Scientists don't dispute that our modern dogs, in all their shapes and sizes, are descended from wolves. What they don't quite understand is how the genetic makeup of the domestic dog compares to that of their ancestor and how those changes affect behavior. There are now a number of studies being conducted into how genetics can influence dog behavior.
When wolves first became domesticated and developed a relationship with people, the friendliest, least aggressive individuals thrived amongst human civilization. These personality traits have persisted into our domestic dogs. A 2015 study published in the Genes, Brain and Behavior journal suggested that social behavior by dogs towards humans is indeed hereditary.
Scientists from the University of Massachusetts Medical School are investigating the genetics of behavior with the help of pet parents across the country. Their project is called "Darwin's Dogs".
The project invites pet parents to complete a 100-question survey about their dog's personality and behavior, and to send a sample of saliva for genetic analysis.
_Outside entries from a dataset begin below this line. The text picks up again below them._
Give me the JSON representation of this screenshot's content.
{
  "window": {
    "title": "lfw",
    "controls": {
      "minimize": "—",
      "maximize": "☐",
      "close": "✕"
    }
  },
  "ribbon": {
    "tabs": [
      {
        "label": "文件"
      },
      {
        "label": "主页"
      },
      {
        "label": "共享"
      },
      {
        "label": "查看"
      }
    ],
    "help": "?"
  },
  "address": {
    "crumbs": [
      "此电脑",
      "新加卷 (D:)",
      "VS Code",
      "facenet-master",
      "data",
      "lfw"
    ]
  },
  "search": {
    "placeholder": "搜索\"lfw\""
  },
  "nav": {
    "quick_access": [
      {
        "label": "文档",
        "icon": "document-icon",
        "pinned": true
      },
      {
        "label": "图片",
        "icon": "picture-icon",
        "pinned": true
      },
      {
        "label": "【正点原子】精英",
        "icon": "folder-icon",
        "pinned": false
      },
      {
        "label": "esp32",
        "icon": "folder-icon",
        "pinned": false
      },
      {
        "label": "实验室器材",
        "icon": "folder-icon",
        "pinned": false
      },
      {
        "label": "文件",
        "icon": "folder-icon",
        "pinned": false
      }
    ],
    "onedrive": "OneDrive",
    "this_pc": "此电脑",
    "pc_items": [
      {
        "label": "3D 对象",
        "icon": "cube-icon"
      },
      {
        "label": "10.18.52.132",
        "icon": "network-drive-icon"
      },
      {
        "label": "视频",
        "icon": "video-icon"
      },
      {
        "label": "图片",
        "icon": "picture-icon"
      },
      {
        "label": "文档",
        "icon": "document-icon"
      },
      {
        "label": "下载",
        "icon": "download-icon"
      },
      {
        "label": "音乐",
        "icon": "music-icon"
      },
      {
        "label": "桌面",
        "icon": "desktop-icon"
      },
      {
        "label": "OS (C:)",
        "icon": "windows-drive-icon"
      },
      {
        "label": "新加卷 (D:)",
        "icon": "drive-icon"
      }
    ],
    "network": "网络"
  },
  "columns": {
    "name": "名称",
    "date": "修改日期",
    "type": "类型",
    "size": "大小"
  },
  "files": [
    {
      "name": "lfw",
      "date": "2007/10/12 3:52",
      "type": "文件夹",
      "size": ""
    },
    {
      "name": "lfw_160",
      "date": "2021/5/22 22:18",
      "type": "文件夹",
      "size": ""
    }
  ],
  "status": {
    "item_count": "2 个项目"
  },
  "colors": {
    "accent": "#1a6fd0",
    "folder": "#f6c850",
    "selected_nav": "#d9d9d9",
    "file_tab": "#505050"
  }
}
The data from the saliva sample and survey answers will try to identify if any personality traits can be linked to specific DNA changes, and compare those strands of DNA to those in the wolf. The outcome of the study will be shared with all pet parents who have contributed to it.
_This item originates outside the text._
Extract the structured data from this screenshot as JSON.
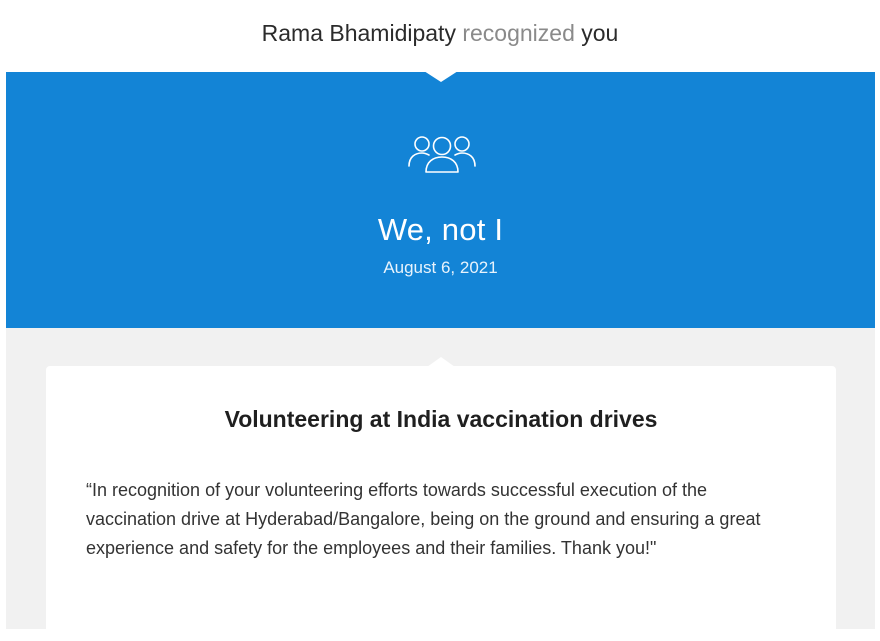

The Canine Behavior and Genetics Project managed by researchers from the University of Pennsylvania is another such project. Their published papers identify a number of behavioral issues that run in family lines, including anxiety, aggression, and obsessive-compulsive disorder. They too are inviting the public to submit samples and answer questionnaires to help identify traits and genetic links to behavior in pet dogs.
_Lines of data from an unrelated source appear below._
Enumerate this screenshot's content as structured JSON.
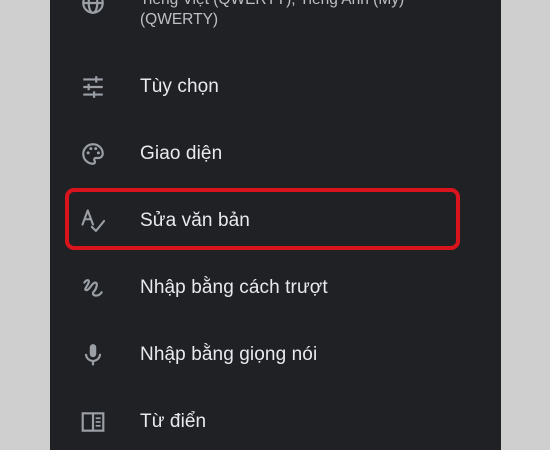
{
  "menu": {
    "top_item": {
      "line1": "Tiếng Việt (QWERTY), Tiếng Anh (Mỹ)",
      "line2": "(QWERTY)",
      "icon": "globe-icon"
    },
    "items": [
      {
        "label": "Tùy chọn",
        "icon": "tune-sliders-icon"
      },
      {
        "label": "Giao diện",
        "icon": "palette-icon"
      },
      {
        "label": "Sửa văn bản",
        "icon": "spellcheck-icon",
        "highlighted": true
      },
      {
        "label": "Nhập bằng cách trượt",
        "icon": "gesture-icon"
      },
      {
        "label": "Nhập bằng giọng nói",
        "icon": "microphone-icon"
      },
      {
        "label": "Từ điển",
        "icon": "dictionary-book-icon"
      }
    ]
  },
  "colors": {
    "background": "#202124",
    "text": "#e8eaed",
    "icon": "#9aa0a6",
    "highlight": "#d9141c",
    "outer": "#cfcfcf"
  }
}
Several behavioral disorders in dogs have been shown to have a genetic basis – for example, Doberman Pinschers with a specific gene on a particular chromosome are predisposed to obsessive-compulsive disorder. Tail chasing in Bull Terriers has also been linked to changes in a gene. However, any heredity aspect to behavior can be modulated to some degree by environment – that is, how a pup is raised and trained.
The beauty of current DNA technology is that scientists don't need to restrict their studies to purebred dogs. They can identify the genes that are in dogs of any breed, even mixed breeds. This greatly increases the number of dogs that can participate in these studies and make the results even more relevant.
Studies such as Darwin's Dogs and the Canine Behavior and Genetics Project are important in evaluating how the genetic makeup of dogs has changed over time and how it can influence behavior. Their results may assist in the understanding of human diseases. With humans and dogs sharing over 80% of their genes, these studies could help explain the genetic information for disorders such as epilepsy, anxiety, and autism. If you're interested in contributing your dog's DNA and personality traits to Darwin's Dogs, visit their website – there's no cost and you'll be helping scientists better understand the behavior of your four-legged family members.